### TASK DETAILS
Tally up the lines below with "username" in them. Answer with the number only.

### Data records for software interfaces
'''
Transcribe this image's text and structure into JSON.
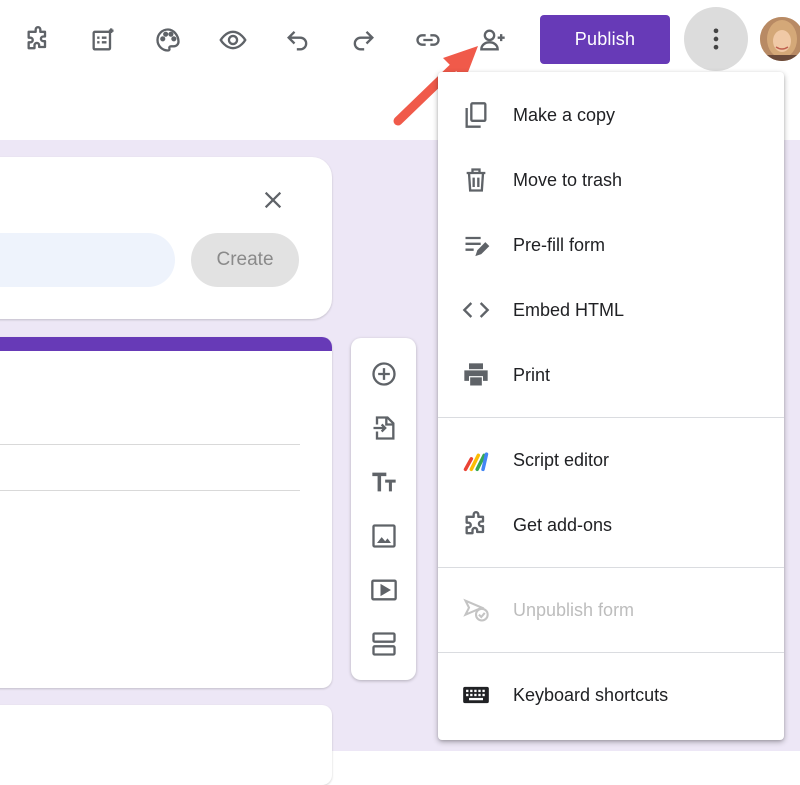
{
  "toolbar": {
    "icons": [
      "addons-icon",
      "customize-icon",
      "palette-icon",
      "preview-eye-icon",
      "undo-icon",
      "redo-icon",
      "link-icon",
      "add-collaborator-icon"
    ],
    "publish_label": "Publish",
    "more_icon": "more-vert-icon"
  },
  "share_card": {
    "create_label": "Create"
  },
  "side_tools": [
    "add-question-icon",
    "import-questions-icon",
    "title-text-icon",
    "image-icon",
    "video-icon",
    "section-icon"
  ],
  "menu": {
    "items": [
      {
        "label": "Make a copy",
        "icon": "copy-icon"
      },
      {
        "label": "Move to trash",
        "icon": "trash-icon"
      },
      {
        "label": "Pre-fill form",
        "icon": "prefill-icon"
      },
      {
        "label": "Embed HTML",
        "icon": "embed-code-icon"
      },
      {
        "label": "Print",
        "icon": "print-icon"
      },
      {
        "label": "Script editor",
        "icon": "apps-script-icon"
      },
      {
        "label": "Get add-ons",
        "icon": "addons-icon"
      },
      {
        "label": "Unpublish form",
        "icon": "unpublish-icon",
        "disabled": true
      },
      {
        "label": "Keyboard shortcuts",
        "icon": "keyboard-icon"
      }
    ]
  },
  "colors": {
    "accent": "#673ab7",
    "canvas_bg": "#ede7f6",
    "annotation_arrow": "#f05a4a"
  }
}
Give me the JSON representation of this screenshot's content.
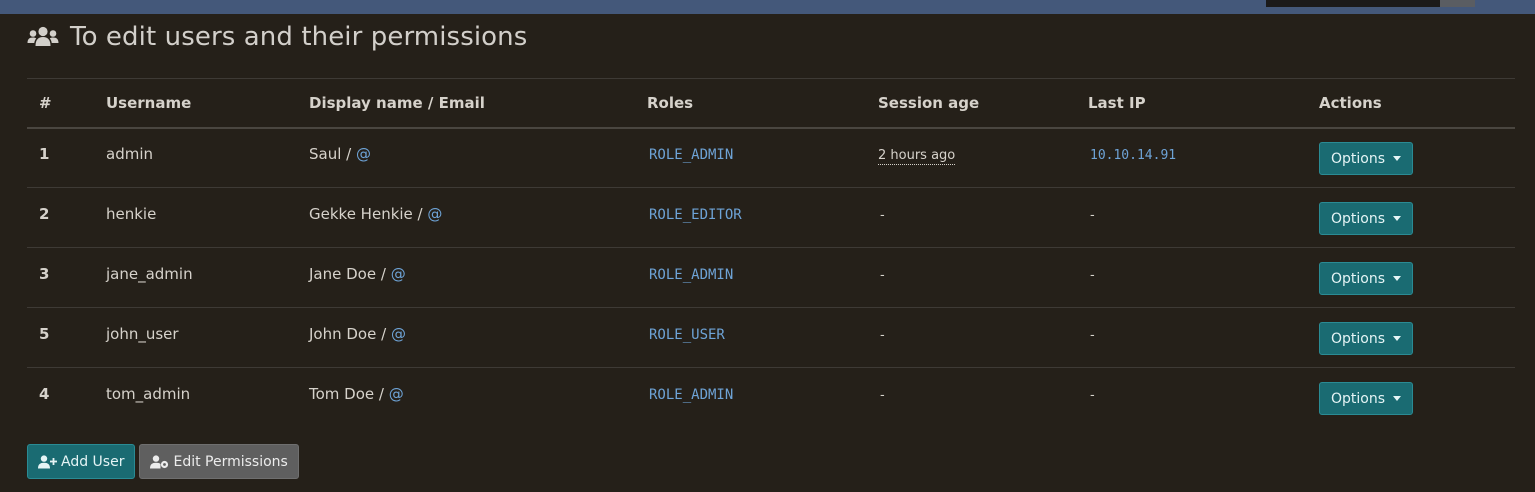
{
  "page": {
    "title": "To edit users and their permissions",
    "title_icon": "users-icon"
  },
  "table": {
    "headers": {
      "num": "#",
      "username": "Username",
      "display": "Display name / Email",
      "roles": "Roles",
      "session": "Session age",
      "ip": "Last IP",
      "actions": "Actions"
    },
    "rows": [
      {
        "num": "1",
        "username": "admin",
        "display_name": "Saul /",
        "email": "@",
        "role": "ROLE_ADMIN",
        "session_age": "2 hours ago",
        "last_ip": "10.10.14.91",
        "action": "Options"
      },
      {
        "num": "2",
        "username": "henkie",
        "display_name": "Gekke Henkie /",
        "email": "@",
        "role": "ROLE_EDITOR",
        "session_age": "-",
        "last_ip": "-",
        "action": "Options"
      },
      {
        "num": "3",
        "username": "jane_admin",
        "display_name": "Jane Doe /",
        "email": "@",
        "role": "ROLE_ADMIN",
        "session_age": "-",
        "last_ip": "-",
        "action": "Options"
      },
      {
        "num": "5",
        "username": "john_user",
        "display_name": "John Doe /",
        "email": "@",
        "role": "ROLE_USER",
        "session_age": "-",
        "last_ip": "-",
        "action": "Options"
      },
      {
        "num": "4",
        "username": "tom_admin",
        "display_name": "Tom Doe /",
        "email": "@",
        "role": "ROLE_ADMIN",
        "session_age": "-",
        "last_ip": "-",
        "action": "Options"
      }
    ]
  },
  "buttons": {
    "add_user": "Add User",
    "edit_permissions": "Edit Permissions"
  },
  "colors": {
    "background": "#252019",
    "topbar": "#44587a",
    "primary_button": "#1a6b72",
    "secondary_button": "#5f5f5f",
    "code_text": "#6ea3d6"
  }
}
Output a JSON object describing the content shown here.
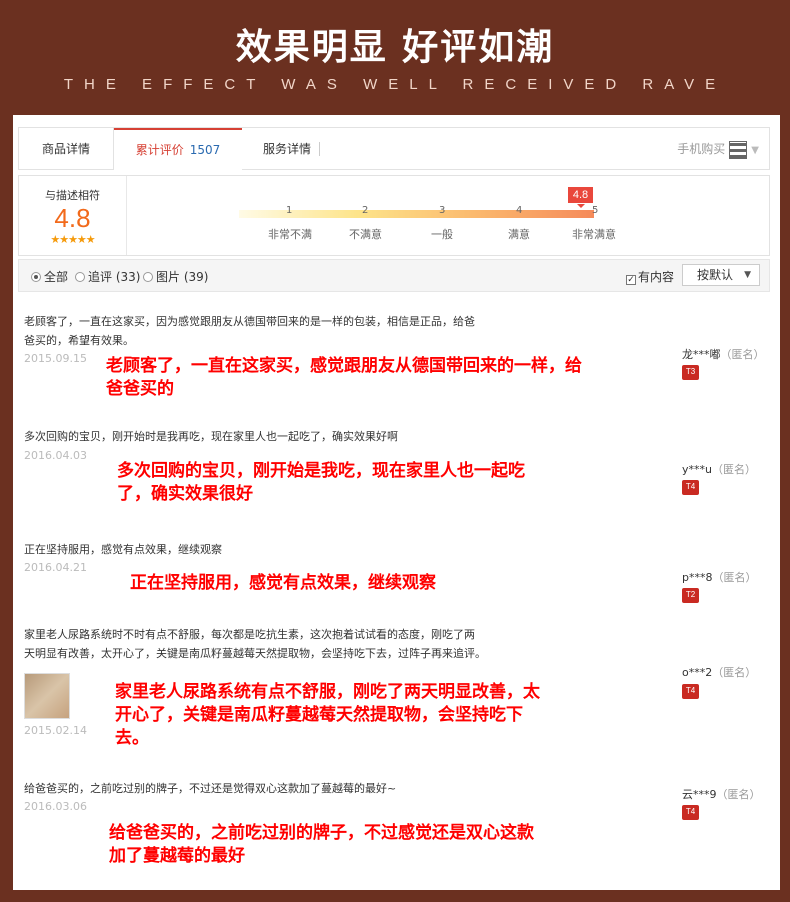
{
  "hero": {
    "title": "效果明显 好评如潮",
    "subtitle": "THE EFFECT WAS WELL RECEIVED RAVE"
  },
  "tabs": {
    "desc": "商品详情",
    "reviews": "累计评价",
    "reviews_count": "1507",
    "service": "服务详情",
    "mobile_buy": "手机购买"
  },
  "rating": {
    "label": "与描述相符",
    "score": "4.8",
    "stars": "★★★★★",
    "bubble": "4.8",
    "ticks": [
      "1",
      "2",
      "3",
      "4",
      "5"
    ],
    "tick_labels": [
      "非常不满",
      "不满意",
      "一般",
      "满意",
      "非常满意"
    ],
    "score_fraction": 0.95
  },
  "filters": {
    "all": "全部",
    "append": "追评 (33)",
    "photos": "图片 (39)",
    "has_content": "有内容",
    "sort": "按默认"
  },
  "reviews": [
    {
      "text1": "老顾客了，一直在这家买，因为感觉跟朋友从德国带回来的是一样的包装，相信是正品，给爸",
      "text2": "爸买的，希望有效果。",
      "date": "2015.09.15",
      "red1": "老顾客了，一直在这家买，感觉跟朋友从德国带回来的一样，给",
      "red2": "爸爸买的",
      "user": "龙***嘟",
      "anon": "（匿名）",
      "badge": "T3"
    },
    {
      "text1": "多次回购的宝贝，刚开始时是我再吃，现在家里人也一起吃了，确实效果好啊",
      "text2": "",
      "date": "2016.04.03",
      "red1": "多次回购的宝贝，刚开始是我吃，现在家里人也一起吃",
      "red2": "了，确实效果很好",
      "user": "y***u",
      "anon": "（匿名）",
      "badge": "T4"
    },
    {
      "text1": "正在坚持服用，感觉有点效果，继续观察",
      "text2": "",
      "date": "2016.04.21",
      "red1": "正在坚持服用，感觉有点效果，继续观察",
      "red2": "",
      "user": "p***8",
      "anon": "（匿名）",
      "badge": "T2"
    },
    {
      "text1": "家里老人尿路系统时不时有点不舒服，每次都是吃抗生素，这次抱着试试看的态度，刚吃了两",
      "text2": "天明显有改善，太开心了，关键是南瓜籽蔓越莓天然提取物，会坚持吃下去，过阵子再来追评。",
      "date": "2015.02.14",
      "red1": "家里老人尿路系统有点不舒服，刚吃了两天明显改善，太",
      "red2": "开心了，关键是南瓜籽蔓越莓天然提取物，会坚持吃下",
      "red3": "去。",
      "user": "o***2",
      "anon": "（匿名）",
      "badge": "T4"
    },
    {
      "text1": "给爸爸买的，之前吃过别的牌子，不过还是觉得双心这款加了蔓越莓的最好~",
      "text2": "",
      "date": "2016.03.06",
      "red1": "给爸爸买的，之前吃过别的牌子，不过感觉还是双心这款",
      "red2": "加了蔓越莓的最好",
      "user": "云***9",
      "anon": "（匿名）",
      "badge": "T4"
    }
  ],
  "colors": {
    "background": "#6b3020",
    "accent": "#d64034",
    "score": "#f26a1b",
    "annotation": "#ff0000"
  }
}
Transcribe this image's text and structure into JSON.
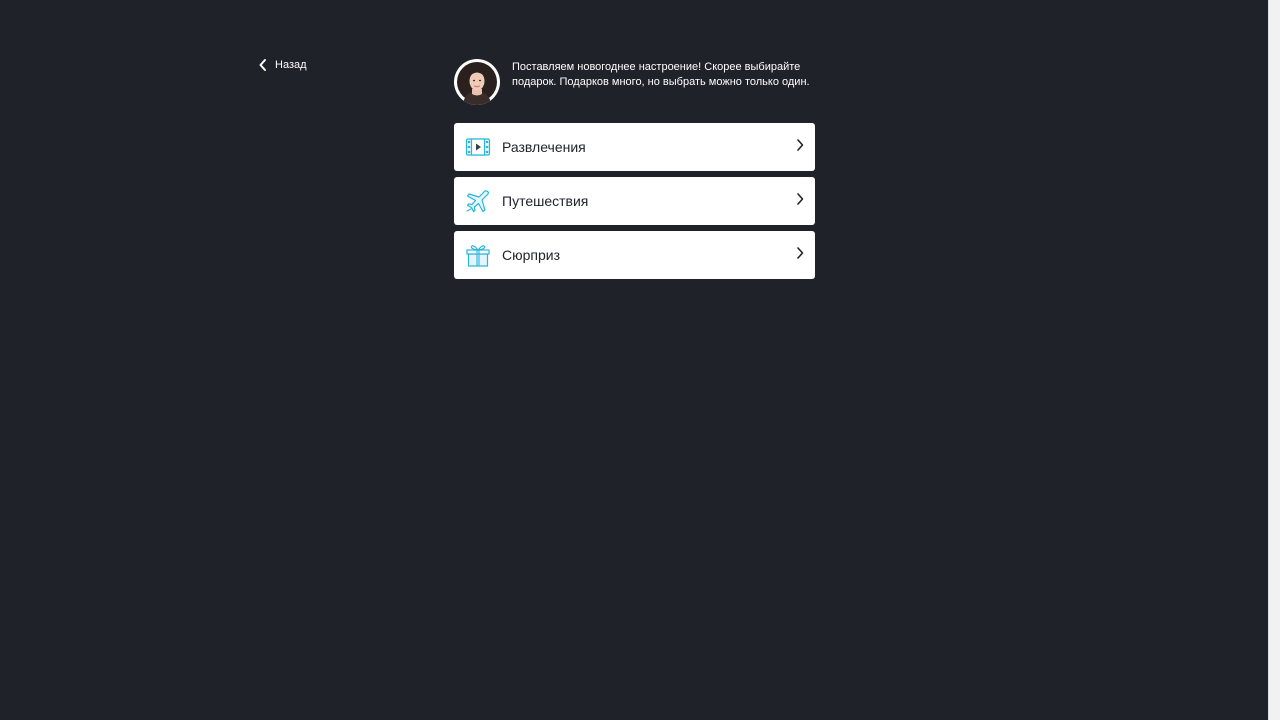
{
  "nav": {
    "back_label": "Назад"
  },
  "assistant": {
    "message": "Поставляем новогоднее настроение! Скорее выбирайте подарок. Подарков много, но выбрать можно только один."
  },
  "options": [
    {
      "label": "Развлечения",
      "icon": "film-icon"
    },
    {
      "label": "Путешествия",
      "icon": "airplane-icon"
    },
    {
      "label": "Сюрприз",
      "icon": "gift-icon"
    }
  ],
  "colors": {
    "background": "#20222a",
    "card": "#ffffff",
    "icon_accent": "#29b6d8",
    "text_dark": "#22242b"
  }
}
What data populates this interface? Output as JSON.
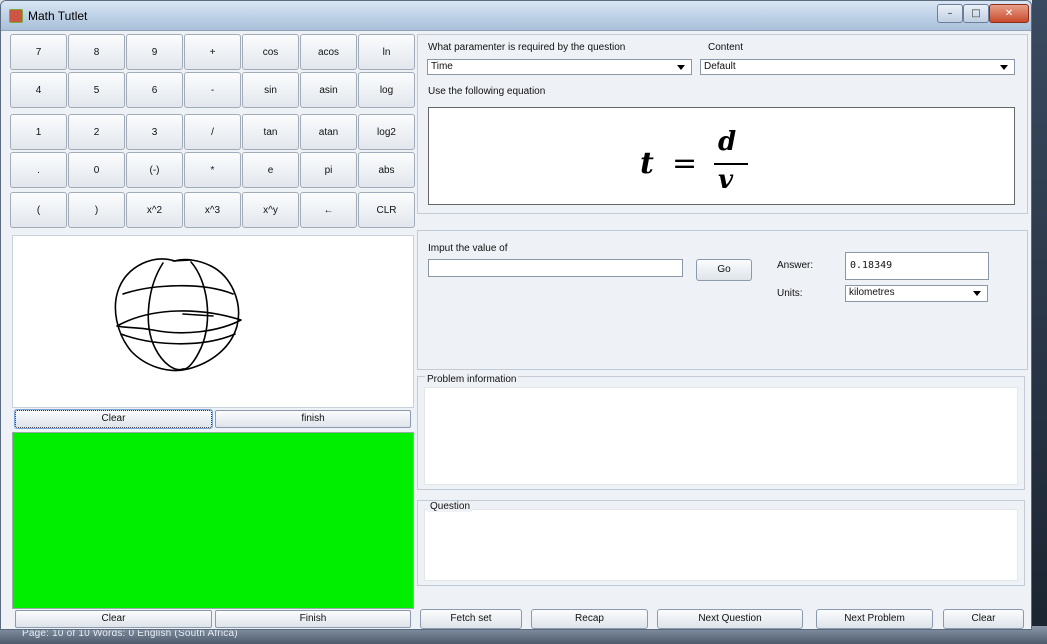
{
  "window": {
    "title": "Math Tutlet",
    "controls": {
      "minimize": "–",
      "maximize": "□",
      "close": "✕"
    }
  },
  "calculator": {
    "rows": [
      [
        "7",
        "8",
        "9",
        "+",
        "cos",
        "acos",
        "ln"
      ],
      [
        "4",
        "5",
        "6",
        "-",
        "sin",
        "asin",
        "log"
      ],
      [
        "1",
        "2",
        "3",
        "/",
        "tan",
        "atan",
        "log2"
      ],
      [
        ".",
        "0",
        "(-)",
        "*",
        "e",
        "pi",
        "abs"
      ],
      [
        "(",
        ")",
        "x^2",
        "x^3",
        "x^y",
        "←",
        "CLR"
      ]
    ]
  },
  "drawing_pad": {
    "clear_label": "Clear",
    "finish_label": "finish"
  },
  "output_area": {
    "clear_label": "Clear",
    "finish_label": "Finish",
    "color": "#00ee00"
  },
  "question_setup": {
    "param_label": "What paramenter is required by the question",
    "param_value": "Time",
    "content_label": "Content",
    "content_value": "Default",
    "equation_label": "Use the following equation",
    "equation": {
      "lhs": "t",
      "eq": "=",
      "numerator": "d",
      "denominator": "v"
    }
  },
  "input_section": {
    "input_label": "Imput the value of",
    "input_value": "",
    "go_label": "Go",
    "answer_label": "Answer:",
    "answer_value": "0.18349",
    "units_label": "Units:",
    "units_value": "kilometres"
  },
  "problem_info": {
    "legend": "Problem information",
    "text": ""
  },
  "question": {
    "legend": "Question",
    "text": ""
  },
  "bottom_buttons": {
    "fetch_set": "Fetch set",
    "recap": "Recap",
    "next_question": "Next Question",
    "next_problem": "Next Problem",
    "clear": "Clear"
  },
  "taskbar": {
    "text": "Page: 10 of 10   Words: 0   English (South Africa)"
  }
}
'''
### RESULT OF THIS EXERCISE
6